I do agree that time will tell in terms of how far KO will go. Many young skaters can do well with no pressure but then when the pressure hits can they maintain the forward momentum? A few years back I brought this up when Brezina was 4th @ worlds. Has been backwards since although he's clearly talented.
There are some differences here though. And it's in the head. So many skaters are headcases which means they will be up and down regularly (e.g. Czisny, Abbott and most Canadian skaters). There have been so few Canadian entries in any discipline who have had to 'learn' to compete (and perform). The few who come to mind are Stojko, Browning and V/M. I'm sure there are others but it's a lot of work to figure out who they are. KO is one of them which bodes very well for the future. She just needs to pass the test of skating well with expectations -- which will be the period from worlds this coming year through the end of next year. If she survives then, people, look out. We'll have a star on our hands.

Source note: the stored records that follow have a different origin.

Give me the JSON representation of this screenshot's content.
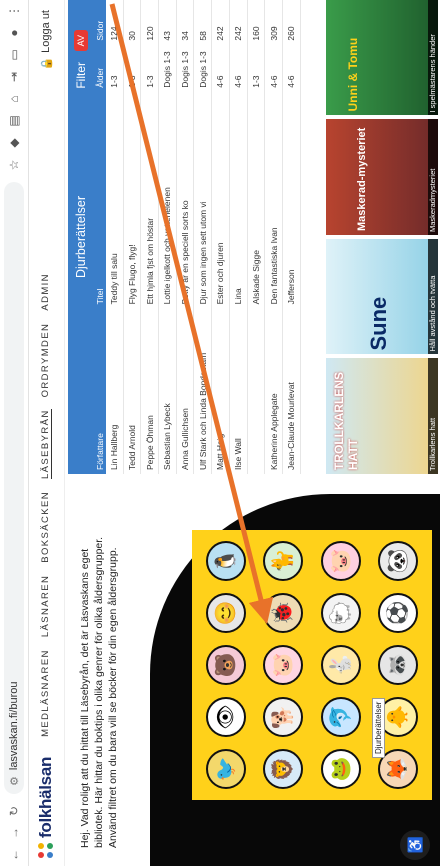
{
  "browser": {
    "url": "lasvaskan.fi/burou"
  },
  "site": {
    "logo": "folkhälsan",
    "nav": [
      "MEDLÄSNAREN",
      "LÄSNAREN",
      "BOKSÄCKEN",
      "LÄSEBYRÅN",
      "ORDRYMDEN",
      "ADMIN"
    ],
    "logout": "Logga ut"
  },
  "intro": "Hej. Vad roligt att du hittat till Läsebyrån, det är Läsvaskans eget bibliotek. Här hittar du boktips i olika genrer för olika åldersgrupper. Använd filtret om du bara vill se böcker för din egen åldersgrupp.",
  "grid": {
    "tooltip": "Djurberättelser",
    "icons": [
      "🐦",
      "👁",
      "🐻",
      "😊",
      "🐧",
      "🦁",
      "🐕",
      "🐷",
      "🐞",
      "🐈",
      "🐸",
      "🐬",
      "🐇",
      "🐑",
      "🐷",
      "🦊",
      "🐥",
      "🦝",
      "⚽",
      "🐼"
    ]
  },
  "table": {
    "title": "Djurberättelser",
    "filter": "Filter",
    "badge": "AV",
    "headers": [
      "Författare",
      "Titel",
      "Ålder",
      "Sidor"
    ],
    "rows": [
      [
        "Lin Hallberg",
        "Teddy till salu",
        "1-3",
        "124"
      ],
      [
        "Tedd Arnold",
        "Flyg Flugo, flyg!",
        "1-3",
        "30"
      ],
      [
        "Peppe Öhman",
        "Ett hjmla fjst om höstar",
        "1-3",
        "120"
      ],
      [
        "Sebastian Lybeck",
        "Lottie igelkott och vattenelenen",
        "Dogis 1-3",
        "43"
      ],
      [
        "Anna Gullichsen",
        "Betty är en speciell sorts ko",
        "Dogis 1-3",
        "34"
      ],
      [
        "Ulf Stark och Linda Bondestam",
        "Djur som ingen sett utom vi",
        "Dogis 1-3",
        "58"
      ],
      [
        "Matt Haig",
        "Ester och djuren",
        "4-6",
        "242"
      ],
      [
        "Ilse Wall",
        "Lina",
        "4-6",
        "242"
      ],
      [
        "",
        "Alskade Sigge",
        "1-3",
        "160"
      ],
      [
        "Katherine Applegate",
        "Den fantastiska Ivan",
        "4-6",
        "309"
      ],
      [
        "Jean-Claude Mourlevat",
        "Jefferson",
        "4-6",
        "260"
      ]
    ]
  },
  "covers": [
    {
      "title": "TROLLKARLENS HATT",
      "caption": "Trollkarlens hatt"
    },
    {
      "title": "Sune",
      "caption": "Håll avstånd och tvätta"
    },
    {
      "title": "Maskerad-mysteriet",
      "caption": "Maskeradmysteriet"
    },
    {
      "title": "Unni & Tomu",
      "caption": "I spelmästarens händer"
    }
  ],
  "colors": {
    "accent": "#3a7ec9",
    "yellow": "#ffd11a",
    "arrow": "#e8722a"
  }
}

As for MT/M they have been very consistent (I don't mean fully clean...but close enough) except for the LP at nationals last year. I'm very sure that will be a one-off and you'll see them challenge D/R for the national title.
I realize it's hard to advocate 7s for some PCS marks for a 16 year old. But I'm sorry, questioning KO's IN score is laughable. She projects to the audience -- even flirts with them, she uses every note when she skates and she has clear engagement of her entire body (esp her head and face) in the music and choreo. No one else at SC could say that except Suzuki and to an extent Murakami. Plus she had many many nuanced highlights to the music using variety of movements and positions. I'd be curious to understand where you think she was inferior using the rulebook as your guide. Get yourselves mentally prepared because I'm expecting to see 8s by this time next year.
PS I will admit I want Suzuki to win worlds and she's by far my favorite Japanese lady. She skates with effortless speed and attack which is intoxicating, especially live. But if you want to you can start picking apart her SS to see where she's leaving points in the table. #1 you want to talk about bent-over stroking, here's your poster child. #2 in her LP when she's skating clockwise she's backwards, but when she's counter-clockwise, she's forwards, which means she's almost always on an inside edge between elements. Most Canadian skaters like Kaetlyn are taught and choreographed to demonstrate multi directional skating on one foot using all edges. That's a huge huge part of the SS mark.
Net net if we all started looking more closely like the judges have to, we'll find that what seems so obvious at first becomes a little less clear.
This is the interview. http://www.youtube.com/watch?v=zDos1zMSIVE&feature=plcp
What I love about Osmond is how she is able to skate in the moment. Her choreography, though detailed, has a fresh and spontaneous quality (as if she is responding to the music for the first time). So many other skaters look like they are constantly thinking through their programs, losing that immediate connection to the choreography and with the audience.